"With lethal injection drugs unavailable, Texas should reconsider the death penalty," is the title of an OpEd by Chuck Matula in today's Daily Texan, the UT Austin school paper.
Despite the popularity of the practice within the state, the death penalty has its critics abroad, and opposition to lethal injection has thrown obstacles in its way as of late. The Texas Department of Criminal Justice announced Aug. 1 that, due to voluntary lethal injection drug embargoes by European manufacturers, it is running out of pentobarbital, the drug Texas and several other states use in capital punishment. A new source has yet to be found. This raises the question: Should Texas proceed with its scheduled executions despite the dearth of the required drugs?
Whether the death penalty is objectively ethical in any circumstance is a complex question I feel unqualified trying to answer. However, the drying up of lethal injection drug sources around the world is a signal of a moral shift that Texas and the other 31 states should heed. When South Africa failed to adjust its apartheid policies in the 1980s to align with shifting global opinions on civil rights, it ended in an embarrassing embargo by the United Nations and left the country’s leaders looking like anachronistic oligarchs.

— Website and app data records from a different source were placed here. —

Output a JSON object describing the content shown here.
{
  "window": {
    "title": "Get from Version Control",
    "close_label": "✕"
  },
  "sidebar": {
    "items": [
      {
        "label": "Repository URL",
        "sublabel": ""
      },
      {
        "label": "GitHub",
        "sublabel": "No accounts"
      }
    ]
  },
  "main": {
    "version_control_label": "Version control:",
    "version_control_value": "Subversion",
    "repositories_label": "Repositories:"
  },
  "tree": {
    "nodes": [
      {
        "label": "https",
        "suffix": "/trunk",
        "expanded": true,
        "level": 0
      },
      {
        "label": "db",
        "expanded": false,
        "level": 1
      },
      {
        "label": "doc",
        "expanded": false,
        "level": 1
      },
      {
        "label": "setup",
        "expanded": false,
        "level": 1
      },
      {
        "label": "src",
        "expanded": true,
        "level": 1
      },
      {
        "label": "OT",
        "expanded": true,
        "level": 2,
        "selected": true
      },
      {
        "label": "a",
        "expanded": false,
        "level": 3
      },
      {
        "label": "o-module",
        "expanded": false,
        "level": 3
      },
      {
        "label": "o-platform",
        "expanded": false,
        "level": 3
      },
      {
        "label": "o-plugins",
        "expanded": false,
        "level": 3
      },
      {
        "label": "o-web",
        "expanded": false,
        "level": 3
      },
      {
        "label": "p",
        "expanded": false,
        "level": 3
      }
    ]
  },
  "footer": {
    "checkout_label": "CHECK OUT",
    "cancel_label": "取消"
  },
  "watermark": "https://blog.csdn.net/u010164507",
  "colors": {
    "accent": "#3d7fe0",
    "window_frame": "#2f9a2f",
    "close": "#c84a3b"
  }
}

If pharmaceutical companies are forgoing profits to avoid the negative associations that come with Texas’ eager use of capital punishment, as the Time Magazine piece reported, Texas needs to reassess its use of the death penalty instead of blithely pressing on with all scheduled executions.